Climate change potentially alters convection, making extreme precipitation more extreme, and also potentially modifying large-scale conditions (atmospheric circulation and stratification) making convection less or more favorable. This induces changes in return periods of precipitation extremes.

The study of convective precipitation events and their evolution under human-induced climate change is therefore of particular importance, and it is also timely:

  • Large field campaigns dedicated to the study of heavy precipitation events such as HyMeX (Ducrocq et al., 2014) and gridded high-resolution precipitation datasets (typically hourly, kilometer scale) , often merging station and radar data (Wüest et al. 2010, Delrieu et al. 2014) now provide a wealth of observations;
  • Computer capacity and model development now allow limited-area convection-permitting climate simulations at longer time-scales (Kendon et al., 2012, 2014; Ban et al., 2014, 2015, Leutwyler et al., http://www.c2sm.ethz.ch/research/crCLIM.html), enabeling a quantum jump in atmospheric climate modeling;
  • Homogeneous observation data sets collected over the years now unveil emerging trend signals in most extreme precipitations, particularly at sub-daily time scales (Westra et al., 2014) and in Mediterranean and Alpine mountain ranges (Vautard et al., 2015; Scherrer et al. 2016)
  • Several issues linked to detection, attribution, and downscaling of the very localized consequences of extreme convective events can now benefit from recent progress in advanced statistical methods combined with advances in dynamical modeling (Beaulant et al., 2011).

Convective extreme events are a priority under the WCRP Grand Challenge on climate extremes, because they carry both society-relevant and scientific challenges that can be tackled in the coming years. Further, “coordinated modeling programs are crucially needed to advance parameterizations of unresolved physics and to assess the full potential of CPMs” (Prein et al., 2015)

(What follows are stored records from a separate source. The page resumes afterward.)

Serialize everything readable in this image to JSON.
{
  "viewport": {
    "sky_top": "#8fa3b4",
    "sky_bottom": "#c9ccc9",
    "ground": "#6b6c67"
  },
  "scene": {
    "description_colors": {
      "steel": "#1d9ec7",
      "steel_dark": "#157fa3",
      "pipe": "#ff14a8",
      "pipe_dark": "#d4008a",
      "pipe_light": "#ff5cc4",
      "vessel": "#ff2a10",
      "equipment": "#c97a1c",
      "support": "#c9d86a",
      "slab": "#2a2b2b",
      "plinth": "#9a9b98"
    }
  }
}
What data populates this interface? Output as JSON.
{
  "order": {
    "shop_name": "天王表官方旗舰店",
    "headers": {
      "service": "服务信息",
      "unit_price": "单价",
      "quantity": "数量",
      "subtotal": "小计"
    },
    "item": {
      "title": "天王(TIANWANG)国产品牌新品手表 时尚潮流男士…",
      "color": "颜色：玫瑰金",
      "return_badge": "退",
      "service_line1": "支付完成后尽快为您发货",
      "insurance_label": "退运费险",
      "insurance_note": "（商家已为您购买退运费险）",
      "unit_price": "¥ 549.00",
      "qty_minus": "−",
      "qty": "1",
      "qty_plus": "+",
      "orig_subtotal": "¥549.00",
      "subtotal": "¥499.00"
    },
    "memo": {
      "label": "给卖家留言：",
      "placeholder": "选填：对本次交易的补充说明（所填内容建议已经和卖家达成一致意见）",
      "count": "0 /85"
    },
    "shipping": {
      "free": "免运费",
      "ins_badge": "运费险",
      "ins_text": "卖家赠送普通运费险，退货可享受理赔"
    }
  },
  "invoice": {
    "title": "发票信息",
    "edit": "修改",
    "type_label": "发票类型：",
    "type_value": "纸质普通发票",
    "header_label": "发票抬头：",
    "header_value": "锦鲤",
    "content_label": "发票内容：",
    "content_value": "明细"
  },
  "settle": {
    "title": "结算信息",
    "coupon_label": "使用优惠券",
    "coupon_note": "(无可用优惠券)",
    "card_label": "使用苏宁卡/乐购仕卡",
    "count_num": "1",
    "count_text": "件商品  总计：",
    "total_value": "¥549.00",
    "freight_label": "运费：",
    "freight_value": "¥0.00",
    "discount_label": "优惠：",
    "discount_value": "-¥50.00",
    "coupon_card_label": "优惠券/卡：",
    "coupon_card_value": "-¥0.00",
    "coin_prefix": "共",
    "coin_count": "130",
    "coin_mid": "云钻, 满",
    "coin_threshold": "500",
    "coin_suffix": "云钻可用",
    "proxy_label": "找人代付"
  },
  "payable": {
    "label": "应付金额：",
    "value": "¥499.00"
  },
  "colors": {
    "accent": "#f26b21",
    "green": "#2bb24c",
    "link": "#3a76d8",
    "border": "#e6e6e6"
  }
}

The proposal reflects a number of FPS criteria and aims to enlist research groups beyond the current CORDEX community. Present and future convective extremes and their processes will be investigated with models at convection-permitting resolutions over selected sub-regions of Europe and the Mediterranean. Advanced statistical techniques will also be employed in parallel to evaluate the performance of dynamical models and to, potentially, serve as emulators of convective extremes, as well as detect and attribute their changes. The added value of fine scale representation of convection will be rigorously evaluated with respect to both coarser resolution simulations up to GCM scales and VIA applications. The availability of observational datasets at very high resolutions in both space and time allows unprecedented evaluation opportunities. The FPS mobilizes the Euro- and Med-CORDEX communities and is also open to new partners who bring fresh perspectives and expertise to bear on issues surrounding convective phenomena.